Playgrounding project is part of the Climate Action Childhood Network of collaboratories, puzzling how might we respond, through entangling design and pedagogy, to the question of living [well] together? Among other questions, it asks:
What do ECE playgrounds do?
and how might these outdoor play-focused spaces connect to educational philosophies of today and challenges of tomorrow?
Playground project addresses important gaps within the topic of young children’s play and playground design. Building on Tatiana Zakharova-Goodman’s interdisciplinary background (landscape architecture & education), the project theorizes play and outdoor play-spaces as contentious, uneven, and always political (Zakharova, 2021). Play is situated. Play unravels in a particular time and space. Thus, troubling the ease with which we assume we know the importance of children’s play, the project asks:
In the name of what is outdoor play being promoted?

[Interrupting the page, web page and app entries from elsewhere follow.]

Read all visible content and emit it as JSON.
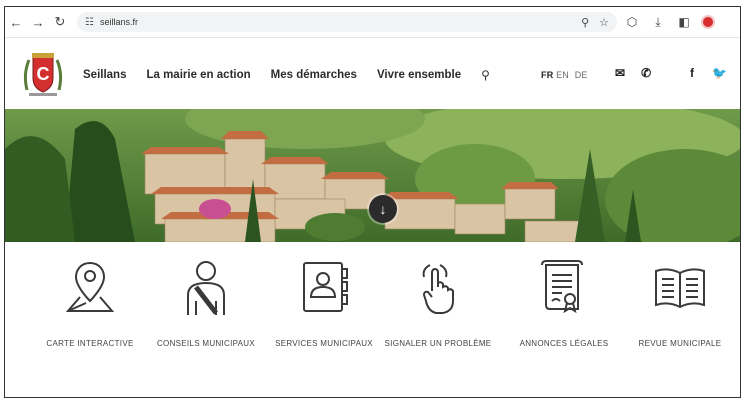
{
  "browser": {
    "url": "seillans.fr"
  },
  "header": {
    "nav": [
      "Seillans",
      "La mairie en action",
      "Mes démarches",
      "Vivre ensemble"
    ],
    "languages": {
      "active": "FR",
      "others": [
        "EN",
        "DE"
      ]
    }
  },
  "services": [
    {
      "label": "CARTE INTERACTIVE",
      "icon": "map-pin-icon"
    },
    {
      "label": "CONSEILS MUNICIPAUX",
      "icon": "person-icon"
    },
    {
      "label": "SERVICES MUNICIPAUX",
      "icon": "contact-book-icon"
    },
    {
      "label": "SIGNALER UN PROBLÈME",
      "icon": "pointing-hand-icon"
    },
    {
      "label": "ANNONCES LÉGALES",
      "icon": "scroll-certificate-icon"
    },
    {
      "label": "REVUE MUNICIPALE",
      "icon": "open-book-icon"
    }
  ],
  "colors": {
    "logo_red": "#d32f2f",
    "icon_stroke": "#3a3a3a"
  }
}
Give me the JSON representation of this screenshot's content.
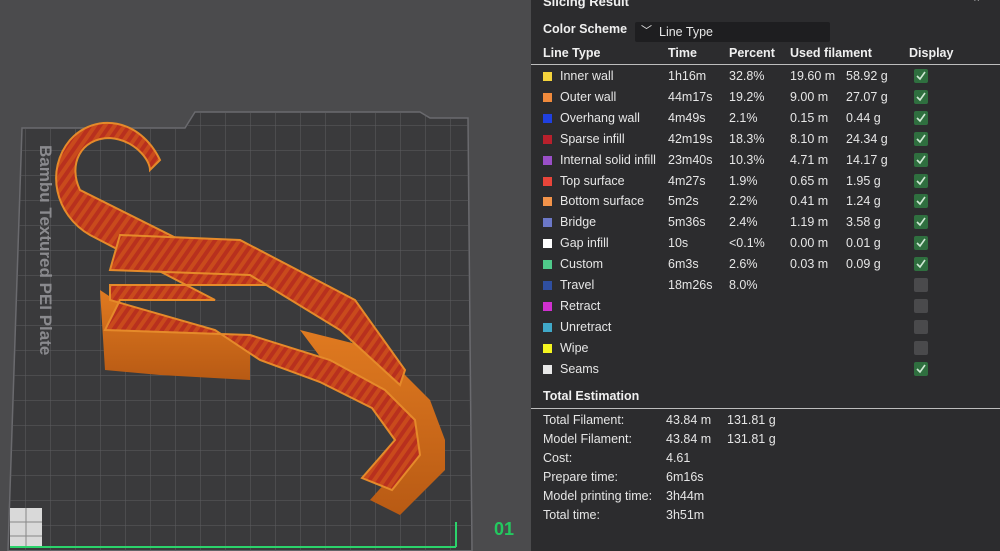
{
  "scene": {
    "plate_label": "Bambu Textured PEI Plate",
    "plate_number": "01"
  },
  "panel": {
    "title": "Slicing Result",
    "color_scheme_label": "Color Scheme",
    "color_scheme_value": "Line Type",
    "columns": {
      "line_type": "Line Type",
      "time": "Time",
      "percent": "Percent",
      "used_filament": "Used filament",
      "display": "Display"
    },
    "line_types": [
      {
        "name": "Inner wall",
        "color": "#f4d33c",
        "time": "1h16m",
        "percent": "32.8%",
        "length": "19.60 m",
        "weight": "58.92 g",
        "display": true
      },
      {
        "name": "Outer wall",
        "color": "#f08a3c",
        "time": "44m17s",
        "percent": "19.2%",
        "length": "9.00 m",
        "weight": "27.07 g",
        "display": true
      },
      {
        "name": "Overhang wall",
        "color": "#2040e0",
        "time": "4m49s",
        "percent": "2.1%",
        "length": "0.15 m",
        "weight": "0.44 g",
        "display": true
      },
      {
        "name": "Sparse infill",
        "color": "#b8202c",
        "time": "42m19s",
        "percent": "18.3%",
        "length": "8.10 m",
        "weight": "24.34 g",
        "display": true
      },
      {
        "name": "Internal solid infill",
        "color": "#9a4fc8",
        "time": "23m40s",
        "percent": "10.3%",
        "length": "4.71 m",
        "weight": "14.17 g",
        "display": true
      },
      {
        "name": "Top surface",
        "color": "#e8453a",
        "time": "4m27s",
        "percent": "1.9%",
        "length": "0.65 m",
        "weight": "1.95 g",
        "display": true
      },
      {
        "name": "Bottom surface",
        "color": "#f2934a",
        "time": "5m2s",
        "percent": "2.2%",
        "length": "0.41 m",
        "weight": "1.24 g",
        "display": true
      },
      {
        "name": "Bridge",
        "color": "#6c78c8",
        "time": "5m36s",
        "percent": "2.4%",
        "length": "1.19 m",
        "weight": "3.58 g",
        "display": true
      },
      {
        "name": "Gap infill",
        "color": "#ffffff",
        "time": "10s",
        "percent": "<0.1%",
        "length": "0.00 m",
        "weight": "0.01 g",
        "display": true
      },
      {
        "name": "Custom",
        "color": "#4fc98a",
        "time": "6m3s",
        "percent": "2.6%",
        "length": "0.03 m",
        "weight": "0.09 g",
        "display": true
      },
      {
        "name": "Travel",
        "color": "#2f4fa0",
        "time": "18m26s",
        "percent": "8.0%",
        "length": "",
        "weight": "",
        "display": false
      },
      {
        "name": "Retract",
        "color": "#d030d0",
        "time": "",
        "percent": "",
        "length": "",
        "weight": "",
        "display": false
      },
      {
        "name": "Unretract",
        "color": "#40a8c8",
        "time": "",
        "percent": "",
        "length": "",
        "weight": "",
        "display": false
      },
      {
        "name": "Wipe",
        "color": "#f5f520",
        "time": "",
        "percent": "",
        "length": "",
        "weight": "",
        "display": false
      },
      {
        "name": "Seams",
        "color": "#e8e8e8",
        "time": "",
        "percent": "",
        "length": "",
        "weight": "",
        "display": true
      }
    ],
    "total_estimation_label": "Total Estimation",
    "totals": [
      {
        "label": "Total Filament:",
        "value": "43.84 m",
        "value2": "131.81 g"
      },
      {
        "label": "Model Filament:",
        "value": "43.84 m",
        "value2": "131.81 g"
      },
      {
        "label": "Cost:",
        "value": "4.61",
        "value2": ""
      },
      {
        "label": "Prepare time:",
        "value": "6m16s",
        "value2": ""
      },
      {
        "label": "Model printing time:",
        "value": "3h44m",
        "value2": ""
      },
      {
        "label": "Total time:",
        "value": "3h51m",
        "value2": ""
      }
    ]
  }
}
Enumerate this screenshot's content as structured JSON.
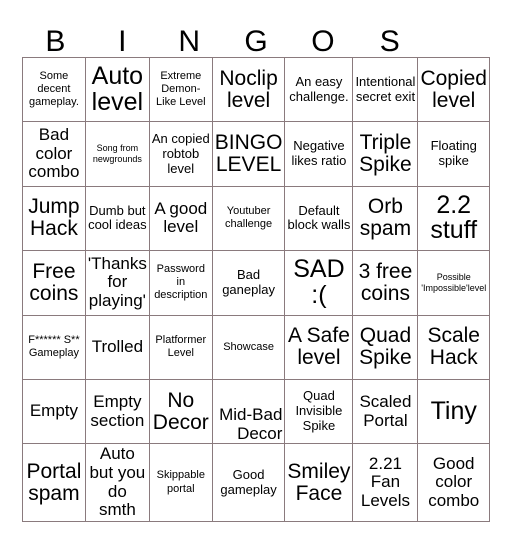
{
  "header": {
    "letters": [
      "B",
      "I",
      "N",
      "G",
      "O",
      "S",
      ""
    ]
  },
  "grid": {
    "columns": 7,
    "rows": 7,
    "border_color": "#8a7a7d",
    "cells": [
      {
        "text": "Some decent gameplay.",
        "size": "s"
      },
      {
        "text": "Auto level",
        "size": "xxl"
      },
      {
        "text": "Extreme Demon-Like Level",
        "size": "s"
      },
      {
        "text": "Noclip level",
        "size": "xl"
      },
      {
        "text": "An easy challenge.",
        "size": "m"
      },
      {
        "text": "Intentional secret exit",
        "size": "m"
      },
      {
        "text": "Copied level",
        "size": "xl"
      },
      {
        "text": "Bad color combo",
        "size": "l"
      },
      {
        "text": "Song from newgrounds",
        "size": "xs"
      },
      {
        "text": "An copied robtob level",
        "size": "m"
      },
      {
        "text": "BINGO LEVEL",
        "size": "xl"
      },
      {
        "text": "Negative likes ratio",
        "size": "m"
      },
      {
        "text": "Triple Spike",
        "size": "xl"
      },
      {
        "text": "Floating spike",
        "size": "m"
      },
      {
        "text": "Jump Hack",
        "size": "xl"
      },
      {
        "text": "Dumb but cool ideas",
        "size": "m"
      },
      {
        "text": "A good level",
        "size": "l"
      },
      {
        "text": "Youtuber challenge",
        "size": "s"
      },
      {
        "text": "Default block walls",
        "size": "m"
      },
      {
        "text": "Orb spam",
        "size": "xl"
      },
      {
        "text": "2.2 stuff",
        "size": "xxl"
      },
      {
        "text": "Free coins",
        "size": "xl"
      },
      {
        "text": "'Thanks for playing'",
        "size": "l"
      },
      {
        "text": "Password in description",
        "size": "s"
      },
      {
        "text": "Bad ganeplay",
        "size": "m"
      },
      {
        "text": "SAD :(",
        "size": "xxl"
      },
      {
        "text": "3 free coins",
        "size": "xl"
      },
      {
        "text": "Possible 'Impossible'level",
        "size": "xs"
      },
      {
        "text": "F****** S** Gameplay",
        "size": "s"
      },
      {
        "text": "Trolled",
        "size": "l"
      },
      {
        "text": "Platformer Level",
        "size": "s"
      },
      {
        "text": "Showcase",
        "size": "s"
      },
      {
        "text": "A Safe level",
        "size": "xl"
      },
      {
        "text": "Quad Spike",
        "size": "xl"
      },
      {
        "text": "Scale Hack",
        "size": "xl"
      },
      {
        "text": "Empty",
        "size": "l"
      },
      {
        "text": "Empty section",
        "size": "l"
      },
      {
        "text": "No Decor",
        "size": "xl"
      },
      {
        "text": "Mid-Bad Decor",
        "size": "overflow"
      },
      {
        "text": "Quad Invisible Spike",
        "size": "m"
      },
      {
        "text": "Scaled Portal",
        "size": "l"
      },
      {
        "text": "Tiny",
        "size": "xxl"
      },
      {
        "text": "Portal spam",
        "size": "xl"
      },
      {
        "text": "Auto but you do smth",
        "size": "l"
      },
      {
        "text": "Skippable portal",
        "size": "s"
      },
      {
        "text": "Good gameplay",
        "size": "m"
      },
      {
        "text": "Smiley Face",
        "size": "xl"
      },
      {
        "text": "2.21 Fan Levels",
        "size": "l"
      },
      {
        "text": "Good color combo",
        "size": "l"
      }
    ]
  }
}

Who really has a right to play? Where, spatially, does play belong? What do playgrounds in early childhood centres really do for children, educators, and the world we co-inhabit with others?
<< project brief
The overwhelming majority of existing literature and design guidelines around playgrounds (both in terms of their design as well as educational work) comes from developmental perspectives that were generated to address 20th century concerns.
These resources cannot help us to create spaces where we could work on addressing today’s issues such as climate change, colonization, and racism.
In today’s world, playground research must come from the post-humanist perspective, because, as the Common Worlds Research Collective (CWRC) points out in their recent (2020) background UNESCO paper: “any attempts to achieve sustainable futures by continuing to separate humans off from the rest of the world are delusional and futile, even if the intentions are well meaning” (p. 3). Moreover, this research must challenge disability discrimination, racism and settler colonialism. Some of this work has already begun.
Playgrounds are being revealed as storied places of marginalization and racial violence (Horton & Kraftl, 2018), porous sites of societal anxieties (Pitsikali & Parnell, in press), places of colonial narratives (Procter & Hackett, 2017), materializations of tensions between appropriation for play and resistance to play (Sicart, 2014), and sites of radical pedagogy and more-than-human liveliness (Kinney, 2017; Knight, 2016; Knight, 2019; MacRae, 2019). Attending to relational play compositions in small everyday spaces allows us to open pedagogical possibilities for playing (being, becoming with) otherwise with the Other.